Work instructions:
Go over the entries and report the lines where the word "Конструктор" occurs.
-=-=-=-=-
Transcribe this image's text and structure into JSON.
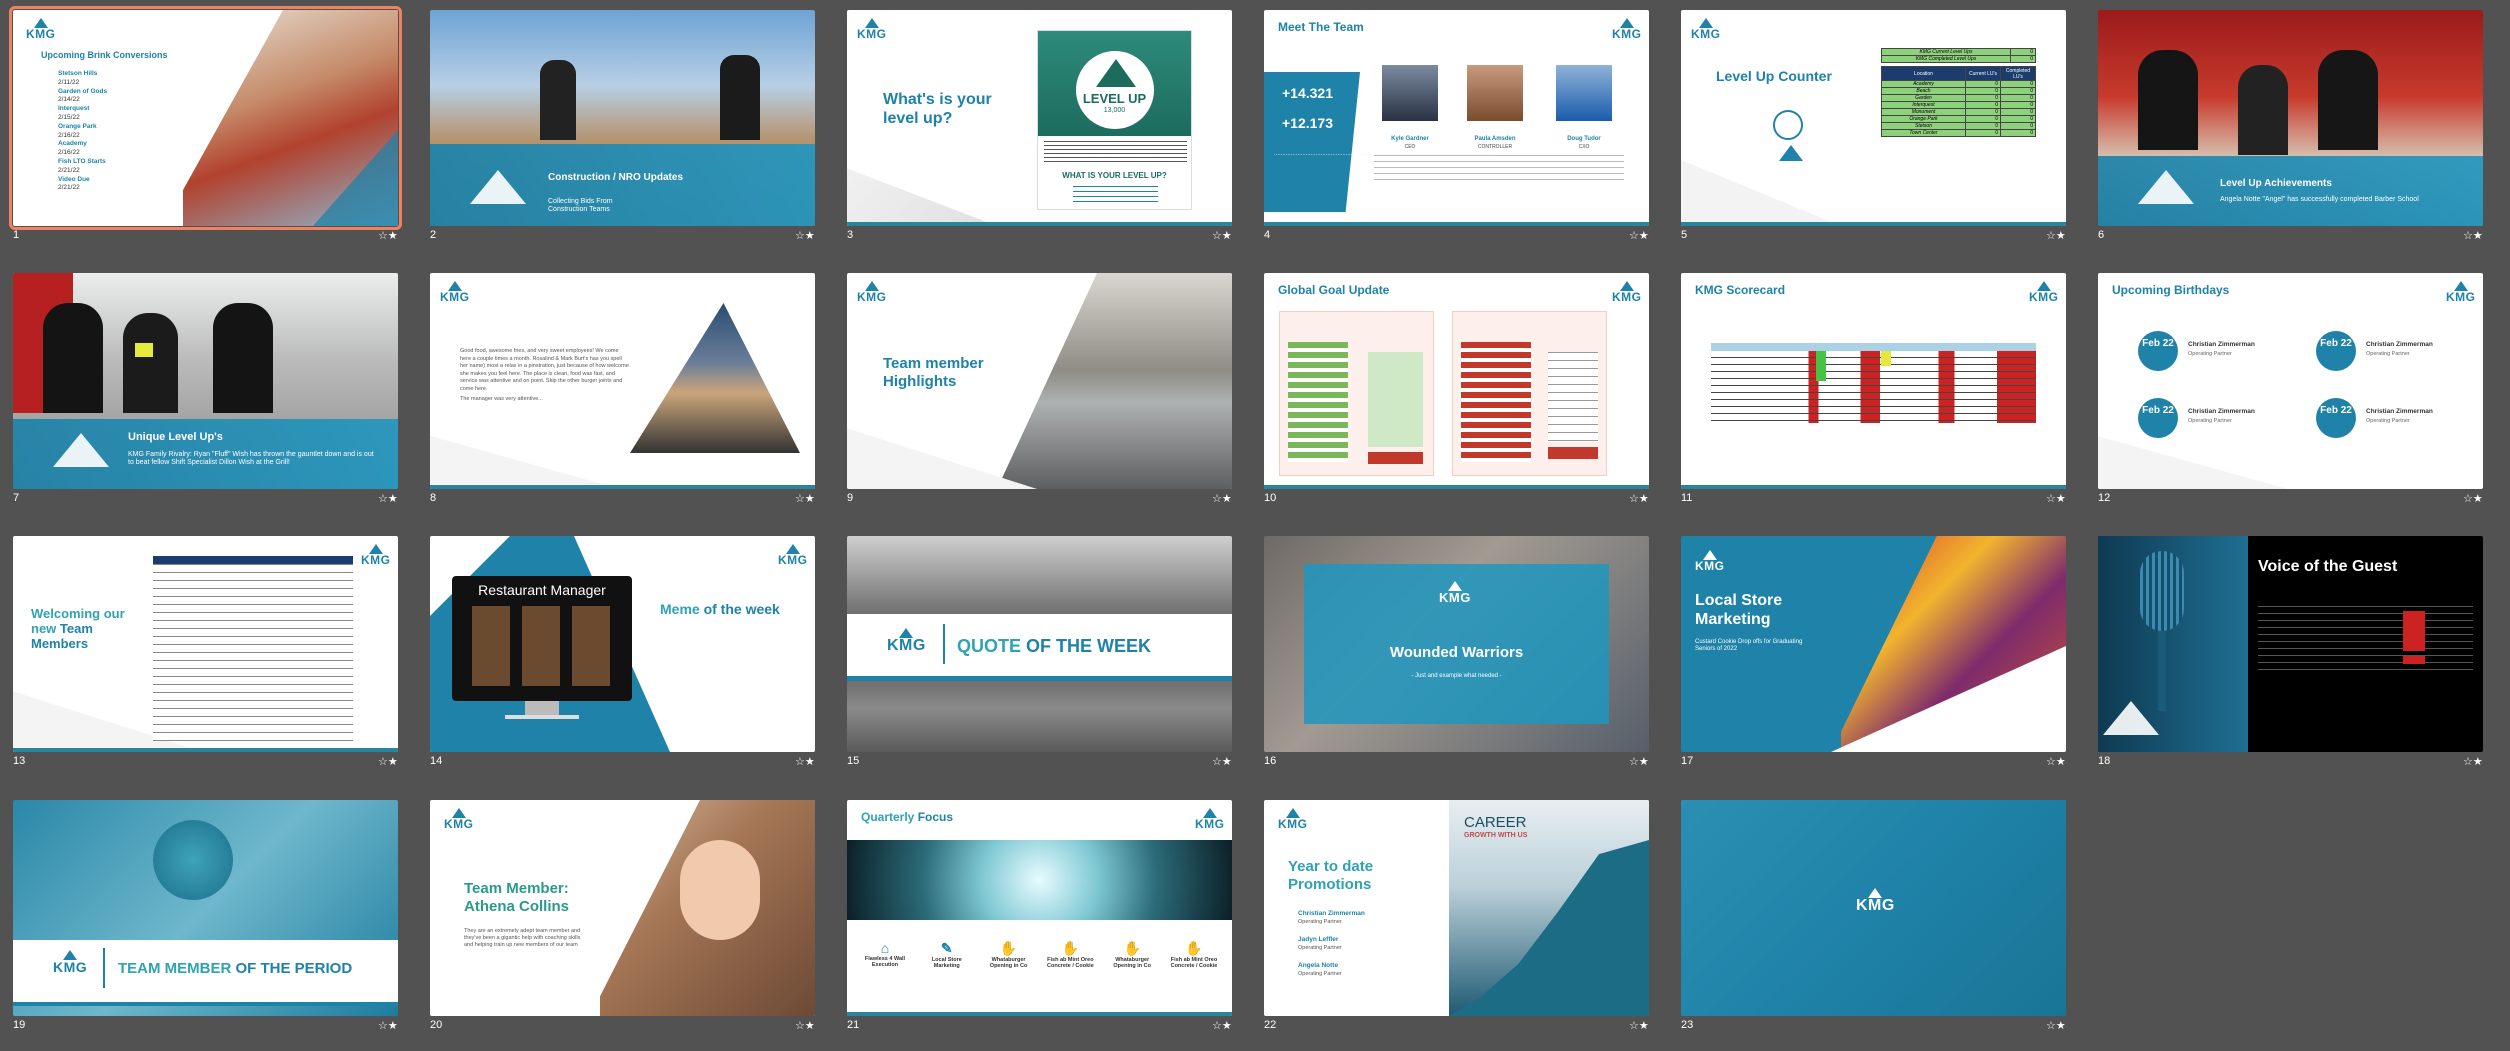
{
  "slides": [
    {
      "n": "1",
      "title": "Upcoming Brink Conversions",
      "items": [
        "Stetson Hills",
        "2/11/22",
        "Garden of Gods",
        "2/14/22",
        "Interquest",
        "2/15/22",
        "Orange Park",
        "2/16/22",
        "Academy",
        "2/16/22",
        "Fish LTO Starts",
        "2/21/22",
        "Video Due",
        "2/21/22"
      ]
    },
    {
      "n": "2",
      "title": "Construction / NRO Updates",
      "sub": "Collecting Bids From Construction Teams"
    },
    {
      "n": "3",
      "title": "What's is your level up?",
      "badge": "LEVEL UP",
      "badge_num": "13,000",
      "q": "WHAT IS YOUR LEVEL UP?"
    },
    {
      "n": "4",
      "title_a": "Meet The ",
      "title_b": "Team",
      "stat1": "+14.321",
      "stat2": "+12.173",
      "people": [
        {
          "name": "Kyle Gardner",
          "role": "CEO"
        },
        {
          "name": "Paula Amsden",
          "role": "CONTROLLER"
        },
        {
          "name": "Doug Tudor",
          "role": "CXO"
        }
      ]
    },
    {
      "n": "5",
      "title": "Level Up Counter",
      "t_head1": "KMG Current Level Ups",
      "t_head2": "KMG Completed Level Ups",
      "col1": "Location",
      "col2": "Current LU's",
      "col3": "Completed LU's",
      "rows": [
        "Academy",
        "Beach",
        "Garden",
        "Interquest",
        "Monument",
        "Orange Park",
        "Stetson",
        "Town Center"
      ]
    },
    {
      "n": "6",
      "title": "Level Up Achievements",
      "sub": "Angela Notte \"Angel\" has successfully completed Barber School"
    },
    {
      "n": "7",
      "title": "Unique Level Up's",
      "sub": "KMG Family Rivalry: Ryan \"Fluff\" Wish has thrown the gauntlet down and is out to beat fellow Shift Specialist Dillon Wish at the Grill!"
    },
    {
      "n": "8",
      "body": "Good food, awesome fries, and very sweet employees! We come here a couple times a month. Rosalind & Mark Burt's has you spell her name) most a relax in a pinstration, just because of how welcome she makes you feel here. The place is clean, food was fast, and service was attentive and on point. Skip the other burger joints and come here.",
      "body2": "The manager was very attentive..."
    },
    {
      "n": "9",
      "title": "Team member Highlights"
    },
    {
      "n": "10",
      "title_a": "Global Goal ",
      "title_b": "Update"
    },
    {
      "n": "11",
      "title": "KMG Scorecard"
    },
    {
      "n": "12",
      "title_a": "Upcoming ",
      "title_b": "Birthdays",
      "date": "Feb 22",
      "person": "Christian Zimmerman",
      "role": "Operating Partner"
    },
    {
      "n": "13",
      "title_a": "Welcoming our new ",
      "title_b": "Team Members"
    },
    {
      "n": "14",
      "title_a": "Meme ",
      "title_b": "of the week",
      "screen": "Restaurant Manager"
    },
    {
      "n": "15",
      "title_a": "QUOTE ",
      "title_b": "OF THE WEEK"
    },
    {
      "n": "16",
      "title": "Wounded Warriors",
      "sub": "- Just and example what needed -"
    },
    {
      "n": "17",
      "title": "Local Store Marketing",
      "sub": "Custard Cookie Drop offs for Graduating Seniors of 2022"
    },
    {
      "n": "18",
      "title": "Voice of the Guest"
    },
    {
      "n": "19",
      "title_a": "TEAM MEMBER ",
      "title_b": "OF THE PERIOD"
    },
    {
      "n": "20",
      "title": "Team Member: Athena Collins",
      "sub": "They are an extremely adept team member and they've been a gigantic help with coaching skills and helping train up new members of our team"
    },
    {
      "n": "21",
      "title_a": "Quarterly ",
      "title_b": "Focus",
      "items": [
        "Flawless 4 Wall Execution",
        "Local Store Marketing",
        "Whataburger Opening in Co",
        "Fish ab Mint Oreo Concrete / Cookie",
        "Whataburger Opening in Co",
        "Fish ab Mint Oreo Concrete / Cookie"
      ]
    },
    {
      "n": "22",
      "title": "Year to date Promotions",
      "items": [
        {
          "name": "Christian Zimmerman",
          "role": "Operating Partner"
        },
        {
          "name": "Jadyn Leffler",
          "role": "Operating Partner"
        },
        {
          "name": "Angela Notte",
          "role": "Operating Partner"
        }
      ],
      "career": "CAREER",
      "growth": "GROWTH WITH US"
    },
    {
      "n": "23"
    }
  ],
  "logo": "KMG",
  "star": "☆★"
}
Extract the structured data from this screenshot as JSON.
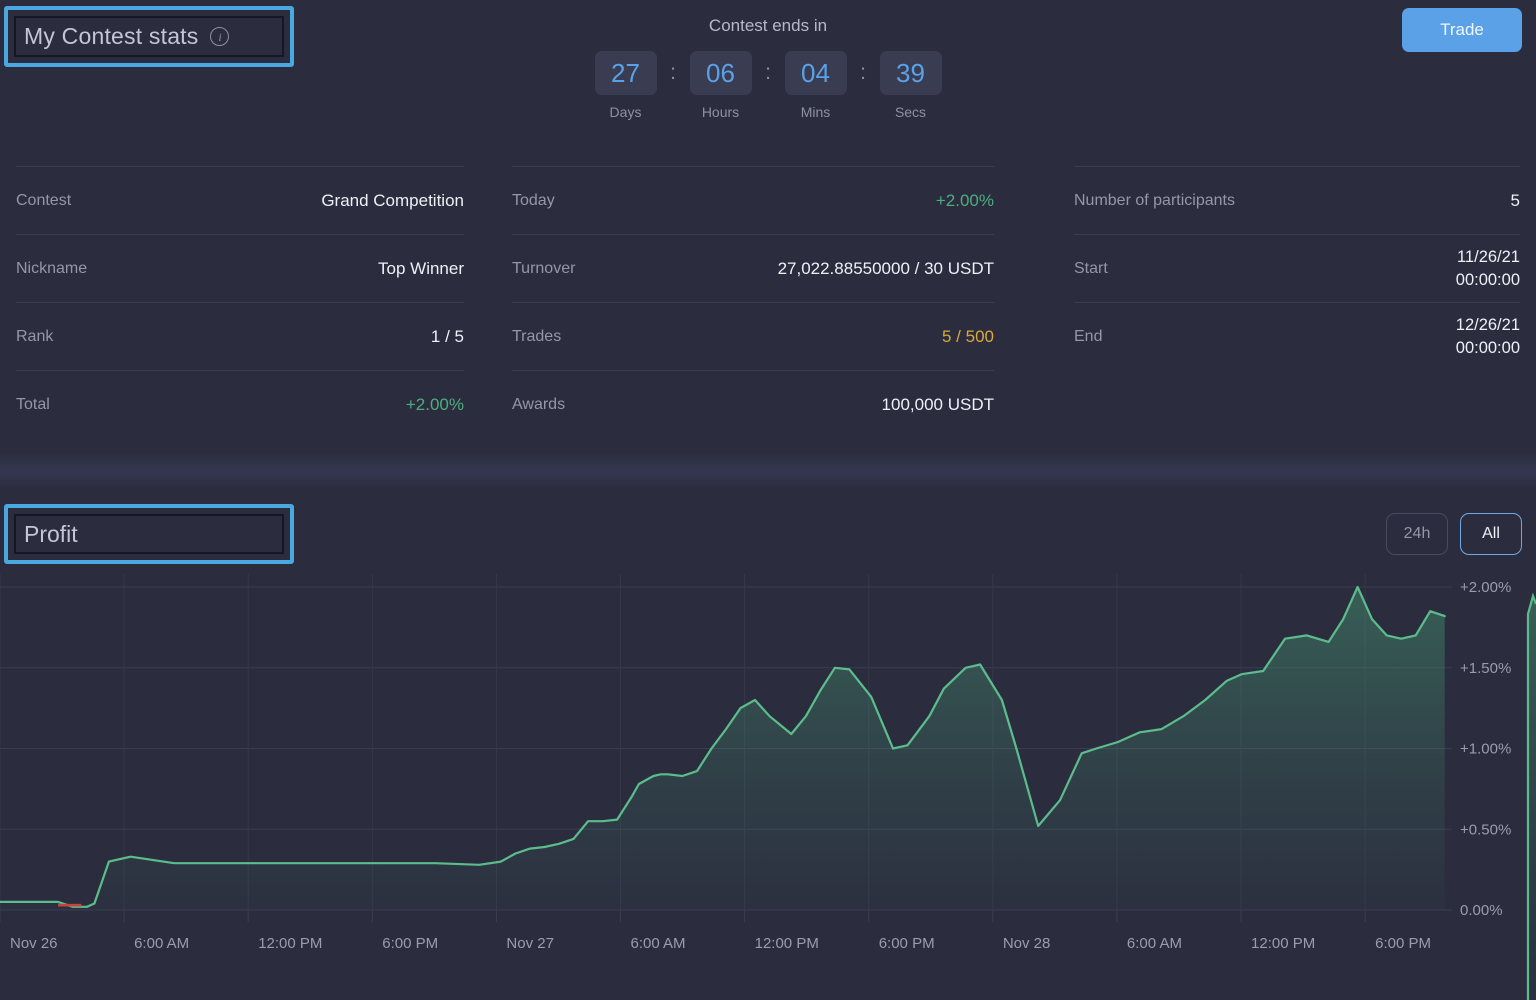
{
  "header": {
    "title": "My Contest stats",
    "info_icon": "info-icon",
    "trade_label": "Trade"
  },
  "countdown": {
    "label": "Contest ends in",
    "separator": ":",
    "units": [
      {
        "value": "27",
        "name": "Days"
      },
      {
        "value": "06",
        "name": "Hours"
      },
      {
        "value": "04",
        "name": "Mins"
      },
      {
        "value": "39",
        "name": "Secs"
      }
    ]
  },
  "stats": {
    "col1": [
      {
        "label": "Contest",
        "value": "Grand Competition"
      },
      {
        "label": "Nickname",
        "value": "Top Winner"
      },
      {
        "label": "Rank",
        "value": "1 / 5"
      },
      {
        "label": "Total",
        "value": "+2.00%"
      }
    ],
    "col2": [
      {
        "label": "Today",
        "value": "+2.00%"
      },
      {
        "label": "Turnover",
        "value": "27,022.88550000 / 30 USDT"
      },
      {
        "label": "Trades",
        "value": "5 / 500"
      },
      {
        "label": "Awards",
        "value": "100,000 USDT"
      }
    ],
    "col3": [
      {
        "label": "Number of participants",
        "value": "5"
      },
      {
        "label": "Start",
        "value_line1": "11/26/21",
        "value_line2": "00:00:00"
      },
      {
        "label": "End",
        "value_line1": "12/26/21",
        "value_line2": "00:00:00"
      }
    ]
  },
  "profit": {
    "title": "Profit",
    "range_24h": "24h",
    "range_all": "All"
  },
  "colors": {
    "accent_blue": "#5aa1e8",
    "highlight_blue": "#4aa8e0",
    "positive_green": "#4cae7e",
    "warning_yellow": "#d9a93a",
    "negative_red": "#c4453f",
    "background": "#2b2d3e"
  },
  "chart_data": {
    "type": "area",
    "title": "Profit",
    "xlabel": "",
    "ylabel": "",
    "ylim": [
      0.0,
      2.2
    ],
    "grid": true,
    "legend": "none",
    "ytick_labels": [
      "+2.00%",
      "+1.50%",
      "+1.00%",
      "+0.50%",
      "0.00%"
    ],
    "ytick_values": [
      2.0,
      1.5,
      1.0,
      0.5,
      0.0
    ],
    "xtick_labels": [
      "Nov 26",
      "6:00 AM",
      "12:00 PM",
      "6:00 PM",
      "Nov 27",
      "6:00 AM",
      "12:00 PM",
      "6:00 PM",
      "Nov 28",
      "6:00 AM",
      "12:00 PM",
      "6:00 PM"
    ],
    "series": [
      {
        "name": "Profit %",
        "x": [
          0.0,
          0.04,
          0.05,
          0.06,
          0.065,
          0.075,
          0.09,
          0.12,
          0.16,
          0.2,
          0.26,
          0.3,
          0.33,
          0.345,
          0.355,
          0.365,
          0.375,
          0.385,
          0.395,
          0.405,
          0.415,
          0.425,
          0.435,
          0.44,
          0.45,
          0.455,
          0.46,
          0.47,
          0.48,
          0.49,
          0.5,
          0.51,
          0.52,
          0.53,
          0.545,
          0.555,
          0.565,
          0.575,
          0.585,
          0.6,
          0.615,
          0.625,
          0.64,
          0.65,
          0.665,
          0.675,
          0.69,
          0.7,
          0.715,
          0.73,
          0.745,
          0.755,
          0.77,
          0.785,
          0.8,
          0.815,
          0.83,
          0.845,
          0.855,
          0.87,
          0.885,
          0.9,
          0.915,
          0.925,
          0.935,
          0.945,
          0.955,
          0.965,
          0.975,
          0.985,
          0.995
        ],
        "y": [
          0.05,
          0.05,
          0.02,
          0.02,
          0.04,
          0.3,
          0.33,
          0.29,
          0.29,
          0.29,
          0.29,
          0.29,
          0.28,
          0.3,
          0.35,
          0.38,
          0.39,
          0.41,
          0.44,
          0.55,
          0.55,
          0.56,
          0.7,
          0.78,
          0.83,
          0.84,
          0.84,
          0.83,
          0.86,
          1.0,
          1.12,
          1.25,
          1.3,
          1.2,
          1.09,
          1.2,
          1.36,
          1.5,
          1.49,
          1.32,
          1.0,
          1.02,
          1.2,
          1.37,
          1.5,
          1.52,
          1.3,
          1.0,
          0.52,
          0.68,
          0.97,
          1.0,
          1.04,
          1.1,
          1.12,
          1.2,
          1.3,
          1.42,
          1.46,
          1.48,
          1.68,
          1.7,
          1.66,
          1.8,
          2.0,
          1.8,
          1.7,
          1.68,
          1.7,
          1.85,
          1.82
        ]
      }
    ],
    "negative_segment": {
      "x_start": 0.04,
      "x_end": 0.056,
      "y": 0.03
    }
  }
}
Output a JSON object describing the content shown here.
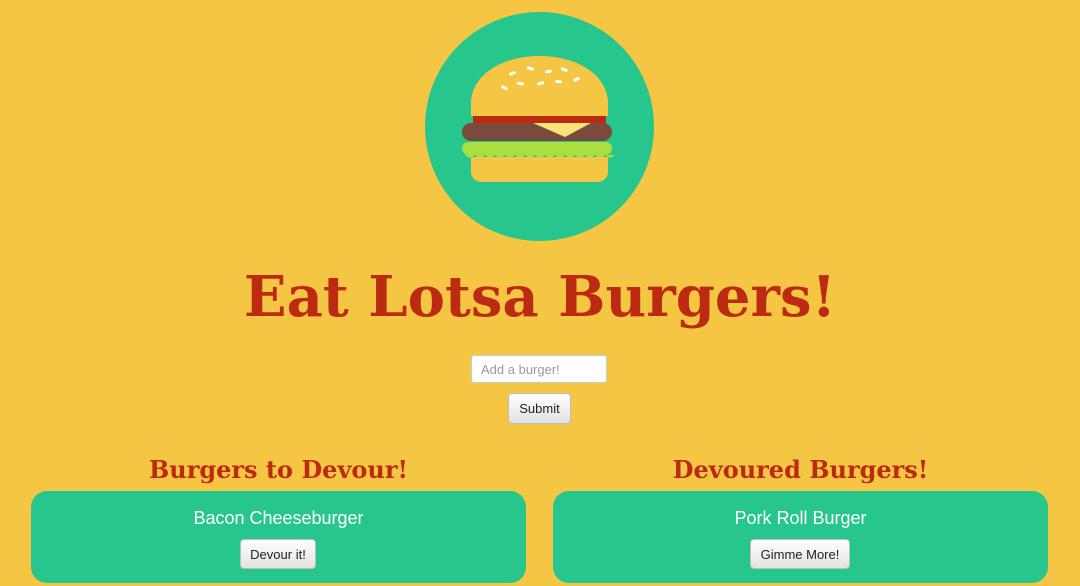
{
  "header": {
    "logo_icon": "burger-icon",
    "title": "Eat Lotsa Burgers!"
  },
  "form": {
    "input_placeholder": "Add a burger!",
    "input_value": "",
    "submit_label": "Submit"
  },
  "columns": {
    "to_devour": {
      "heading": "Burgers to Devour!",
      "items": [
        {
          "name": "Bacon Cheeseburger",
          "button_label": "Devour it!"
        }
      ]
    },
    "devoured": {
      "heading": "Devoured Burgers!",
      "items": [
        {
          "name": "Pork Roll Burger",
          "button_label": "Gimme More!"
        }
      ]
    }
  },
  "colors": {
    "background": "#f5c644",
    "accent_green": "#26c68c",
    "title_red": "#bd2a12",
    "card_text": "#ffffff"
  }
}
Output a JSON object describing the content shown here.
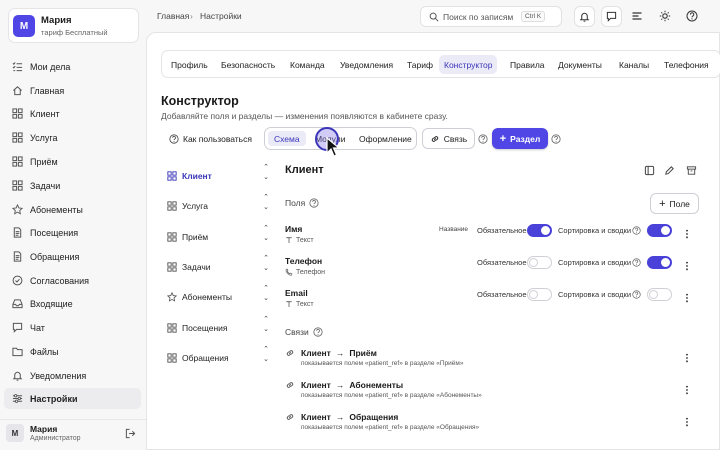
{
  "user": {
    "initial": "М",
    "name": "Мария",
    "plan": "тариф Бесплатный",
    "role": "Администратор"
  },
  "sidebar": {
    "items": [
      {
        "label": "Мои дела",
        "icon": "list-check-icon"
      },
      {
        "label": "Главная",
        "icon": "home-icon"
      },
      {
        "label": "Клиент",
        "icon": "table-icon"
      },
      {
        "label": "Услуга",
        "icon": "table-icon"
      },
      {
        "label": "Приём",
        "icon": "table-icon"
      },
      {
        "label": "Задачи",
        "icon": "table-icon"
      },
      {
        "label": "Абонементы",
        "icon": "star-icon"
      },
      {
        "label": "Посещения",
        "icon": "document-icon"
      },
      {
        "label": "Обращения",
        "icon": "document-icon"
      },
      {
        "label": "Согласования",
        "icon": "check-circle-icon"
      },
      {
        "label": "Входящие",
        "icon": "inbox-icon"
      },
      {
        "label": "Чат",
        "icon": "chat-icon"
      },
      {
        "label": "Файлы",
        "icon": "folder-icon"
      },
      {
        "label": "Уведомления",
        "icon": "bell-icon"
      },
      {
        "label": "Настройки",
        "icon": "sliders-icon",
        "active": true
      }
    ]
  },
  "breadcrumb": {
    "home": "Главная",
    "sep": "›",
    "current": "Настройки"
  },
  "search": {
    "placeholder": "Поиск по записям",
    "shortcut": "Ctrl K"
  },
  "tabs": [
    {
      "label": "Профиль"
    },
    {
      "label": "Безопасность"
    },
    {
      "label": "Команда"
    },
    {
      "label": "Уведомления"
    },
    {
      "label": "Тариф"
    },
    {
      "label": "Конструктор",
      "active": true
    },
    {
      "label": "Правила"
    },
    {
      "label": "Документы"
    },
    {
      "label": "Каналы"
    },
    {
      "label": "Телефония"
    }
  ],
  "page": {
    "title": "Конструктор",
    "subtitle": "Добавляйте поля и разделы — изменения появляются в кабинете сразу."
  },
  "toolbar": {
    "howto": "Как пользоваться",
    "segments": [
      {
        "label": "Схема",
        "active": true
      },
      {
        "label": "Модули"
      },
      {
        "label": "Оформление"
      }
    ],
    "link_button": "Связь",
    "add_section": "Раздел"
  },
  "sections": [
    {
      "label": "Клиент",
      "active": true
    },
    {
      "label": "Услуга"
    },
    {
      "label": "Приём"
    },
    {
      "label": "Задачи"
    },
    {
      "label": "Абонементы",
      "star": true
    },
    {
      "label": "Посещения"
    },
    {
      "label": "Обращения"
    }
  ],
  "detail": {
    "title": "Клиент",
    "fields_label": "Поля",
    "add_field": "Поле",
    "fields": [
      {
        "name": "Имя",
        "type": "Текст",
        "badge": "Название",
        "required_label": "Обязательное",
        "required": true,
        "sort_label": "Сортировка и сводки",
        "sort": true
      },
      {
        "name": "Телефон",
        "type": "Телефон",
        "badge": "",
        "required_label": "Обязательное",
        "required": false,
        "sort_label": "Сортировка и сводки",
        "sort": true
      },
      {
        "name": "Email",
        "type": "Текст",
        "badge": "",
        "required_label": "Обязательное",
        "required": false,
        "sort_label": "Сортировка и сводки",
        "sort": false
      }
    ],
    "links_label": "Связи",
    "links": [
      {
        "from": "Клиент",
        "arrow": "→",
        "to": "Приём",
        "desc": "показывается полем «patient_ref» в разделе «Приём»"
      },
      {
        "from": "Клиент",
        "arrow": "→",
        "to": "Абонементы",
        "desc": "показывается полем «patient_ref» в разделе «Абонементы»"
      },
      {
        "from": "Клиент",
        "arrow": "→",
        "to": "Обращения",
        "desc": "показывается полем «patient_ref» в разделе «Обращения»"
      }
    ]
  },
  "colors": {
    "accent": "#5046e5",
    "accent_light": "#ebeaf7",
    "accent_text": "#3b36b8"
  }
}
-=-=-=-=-
Solved problem:
      "label": "Конструктор",
    "title": "Конструктор",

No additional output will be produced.